Adaptive Selling: Why successful sales are all in the head
12th December 2018
Marshall E-Learning have partnered with multi-award winning mentoring expert David Mellor, to produce a new e-learning course focused on Adaptive Selling, an approach that aims to provide a more consultative approach to sales in an industry that traditionally is full of uncertainty, fear and complexity.
Here, David explains why successful sales are all about mindset and what you can do to gain more confidence in the sales process.
In my previous corporate life, my business card got me everywhere.
I didn’t have to explain who I was or what I could offer clients; it was implicit in my job title and the universally recognised Deutsche Bank name.
People listened to me attentively; they sought me out for meetings.
All I had to do was turn up, assess the opportunity, evaluate the risk and close the deal. Job done.
In other words, I didn’t have to ‘sell the brand’ because an army of marketing professionals had done a great job of that for me.
So, it felt a pretty lonely and awkward place when I stepped out on my own one day, proudly waving a newly minted card, bearing the name of just one brand – my own – and expecting the same kind of fandom.
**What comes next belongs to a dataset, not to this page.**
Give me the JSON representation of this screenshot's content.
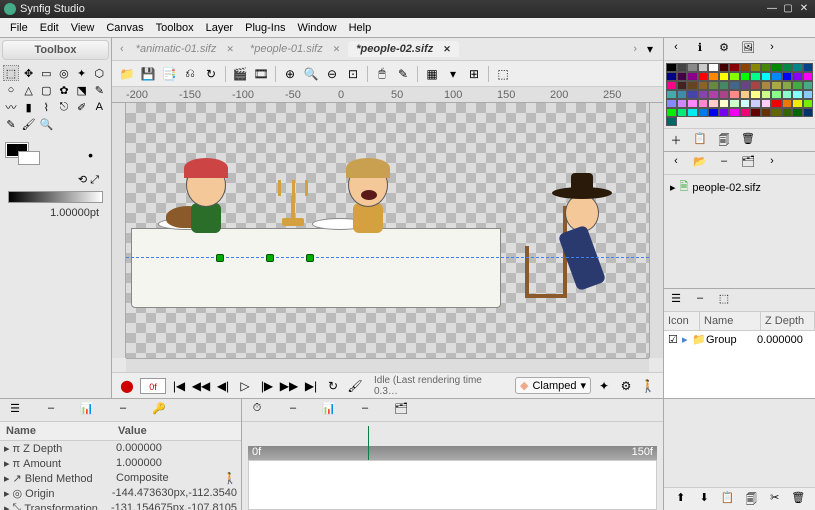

Instead, people began to legitimately ask ‘David Mellor? Who’s he?’.
It was then that it struck me just how unprepared I was – and, as I later discovered, many others who move out of the corporate limelight are – for selling.
If you’ve ascended a conventional career ladder, chances are the only big-ticket items you’ve had to persuade someone to buy from you are a house and a car – and there was probably a ‘middleman’ involved.
It’s not surprising then that many otherwise confident, well-qualified individuals approach the whole business of selling with a sense of unease, even queasiness.
After all, you’re running the risk of rejection – a deep-seated fear in most of us.
And perhaps you associate the sales function with people who are not ‘like’ you or, worse, people you don’t like… foot-in-the-door hawkers and telesales operators in overseas call centres.
Selling your expertise or convincing someone of the benefit of buying your product in a face-to-face pitch is way out of most people’s comfort zone.
In the field that I chose to enter – consultancy – that puts one at a particular disadvantage, given that the only product effectively on offer is yourself.
The desire to get a lot better at it drove me to investigate the neuroscience behind this so-called art of persuasion; which turns out, in fact, not to be an art at all, but rather a learned behaviour based on the premise that people buy from people they like or at least people who are on their wavelength.
What I’ve learned, I now pass on to other ‘sales virgins’ through the Adaptive Selling elearning course.
We are all wired up to have different behaviour preferences.
It’s therefore logical that not everyone you come across will want to be communicated with in your own preferred style.
If you can learn to read those signals and adapt your pitch to suit them, every potential sales encounter becomes a lot less scary and a lot more likely to succeed.
Adaptive selling isn’t about changing your personality type.
But if you have the will to change your behaviour to suit the circumstance, it will give you the skill to enter the client’s world for a few crucial minutes rather than attempt to drag them into yours and risk losing them for a lifetime.
And it’s not scary – promise!